Kids are bombarded by advertising for junk food and fast food everywhere they turn. In fact, during Saturday-morning cartoons, children see an average of one food commercial every five minutes, mostly for snacks high in fat, sugar, and calories.
Teens with cell phones are even more exposed. When they buy chips or candy, they see offers on the wrappers for free music downloads, ring tones, and whimsical wallpaper for their phones. They’re usually routed to a website, where they’re hit with even more junk food advertising. And the messages kids get on their phones? Ads, contests, e-cards, fun phrases to forward to friends, and invitations to return to the site for more so-called freebies.
To help your kids understand the marketing manipulation behind such advertising, try asking these questions:
“Why do you think the advertiser put a commercial on this particular program?” This gets to the heart of an important media literacy concept: All messages are targeted to a particular audience.
“Why do you think advertisers use slogans or catchy music?” You may even ask your kids to recall other songs or slogans they remember from ads.
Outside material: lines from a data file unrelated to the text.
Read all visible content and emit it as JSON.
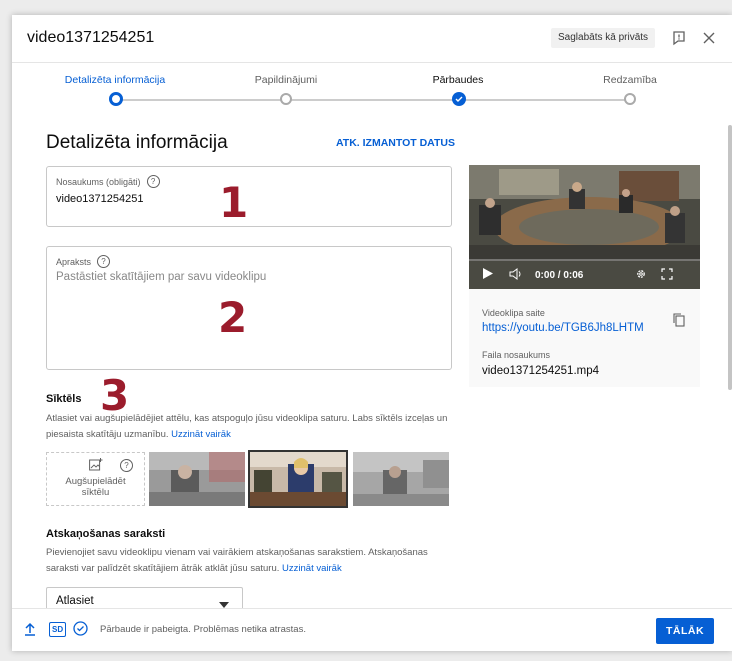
{
  "header": {
    "title": "video1371254251",
    "saved_chip": "Saglabāts kā privāts"
  },
  "steps": [
    {
      "label": "Detalizēta informācija",
      "state": "current"
    },
    {
      "label": "Papildinājumi",
      "state": "pending"
    },
    {
      "label": "Pārbaudes",
      "state": "done"
    },
    {
      "label": "Redzamība",
      "state": "pending"
    }
  ],
  "details": {
    "title": "Detalizēta informācija",
    "reuse_link": "ATK. IZMANTOT DATUS"
  },
  "title_field": {
    "label": "Nosaukums (obligāti)",
    "value": "video1371254251"
  },
  "description_field": {
    "label": "Apraksts",
    "placeholder": "Pastāstiet skatītājiem par savu videoklipu"
  },
  "annotations": [
    "1",
    "2",
    "3"
  ],
  "thumbnail": {
    "heading": "Sīktēls",
    "text": "Atlasiet vai augšupielādējiet attēlu, kas atspoguļo jūsu videoklipa saturu. Labs sīktēls izceļas un piesaista skatītāju uzmanību.",
    "learn_more": "Uzzināt vairāk",
    "upload_label": "Augšupielādēt sīktēlu"
  },
  "playlists": {
    "heading": "Atskaņošanas saraksti",
    "text": "Pievienojiet savu videoklipu vienam vai vairākiem atskaņošanas sarakstiem. Atskaņošanas saraksti var palīdzēt skatītājiem ātrāk atklāt jūsu saturu.",
    "learn_more": "Uzzināt vairāk",
    "select_value": "Atlasiet"
  },
  "preview": {
    "time": "0:00 / 0:06",
    "link_label": "Videoklipa saite",
    "link": "https://youtu.be/TGB6Jh8LHTM",
    "file_label": "Faila nosaukums",
    "file_name": "video1371254251.mp4"
  },
  "footer": {
    "sd_badge": "SD",
    "status": "Pārbaude ir pabeigta. Problēmas netika atrastas.",
    "next_label": "TĀLĀK"
  },
  "colors": {
    "accent": "#065fd4",
    "annotation": "#9b1c2c"
  }
}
Many of us adults can still remember jingles from 10 or 20 years ago.
“What is appealing in this commercial — the way the food looks or the happy family eating it?” Explain that commercials rely on techniques to make products seem more attractive, like using Vaseline to make hamburgers look juicy or putting hair tonic in cereal bowls to prevent the cereal from getting soggy. Also discuss the true purpose of promotional downloads and links on websites and cell phones. Kids need to know that no matter how clever the gimmick or game, it’s still advertising.
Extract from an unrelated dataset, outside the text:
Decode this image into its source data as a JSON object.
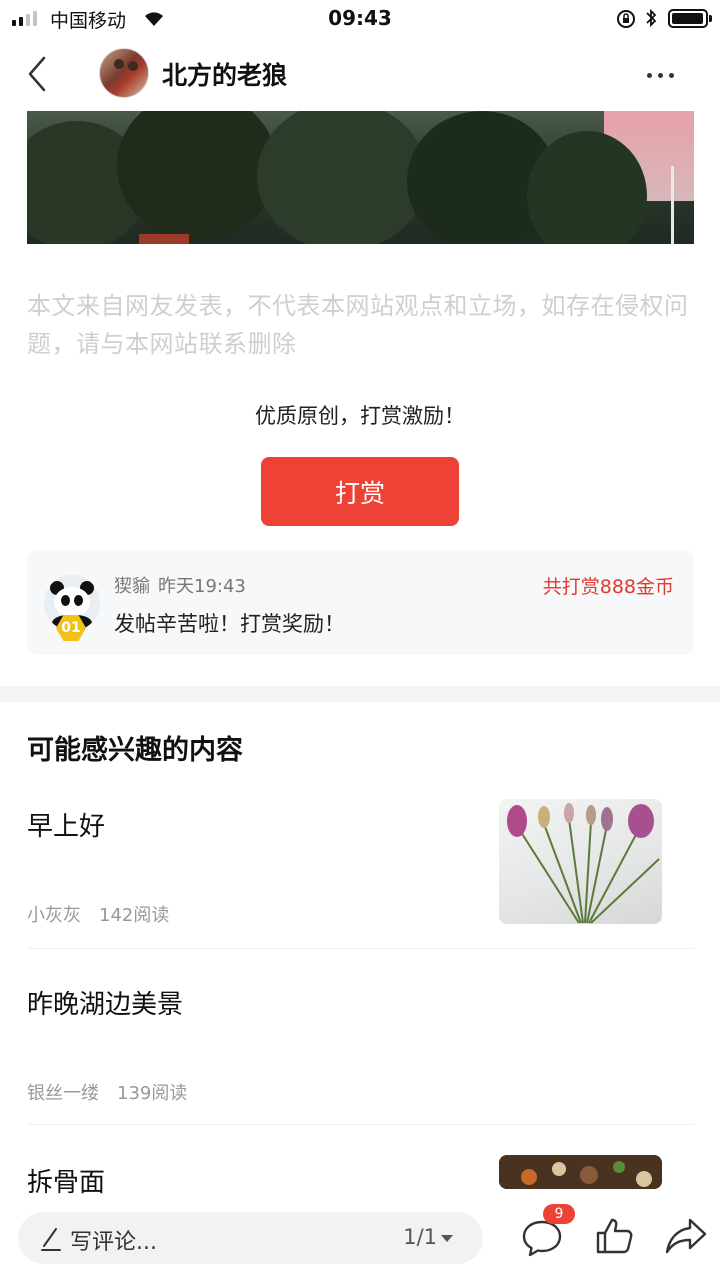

“What might the advertiser be leaving out of the commercial and why?” Most food ads are not designed to tell us the nutritional values of sugary or salty snacks. Encourage your kids to look elsewhere for the missing information.
“Does it matter that a celebrity was in that commercial?” Teach your children about the persuasive techniques advertisers use, such as testimonials from actors and athletes — or everyday people. This will help your kids understand how they’re being influenced.
Here’s another idea: Try muting the sound during commercials and asking your kids to provide their own dialogue. Or ask them “What are they saying?” or “What music is playing?” You can also encourage your kids to find subtle sponsorships and product placement in their favorite games and websites. This is a fun way to help them become more aware of marketing techniques.
For more information, visit Common Sense Media.
This tip sheet was adapted from articles by Frank Baker and Amy Jussel for Common Sense Media. Baker is a media education consultant the creator of Media Literacy Clearinghouse. Jussel is the executive director of Shaping Youth, a consortium of media and marketing professionals concerned about harmful messages to children.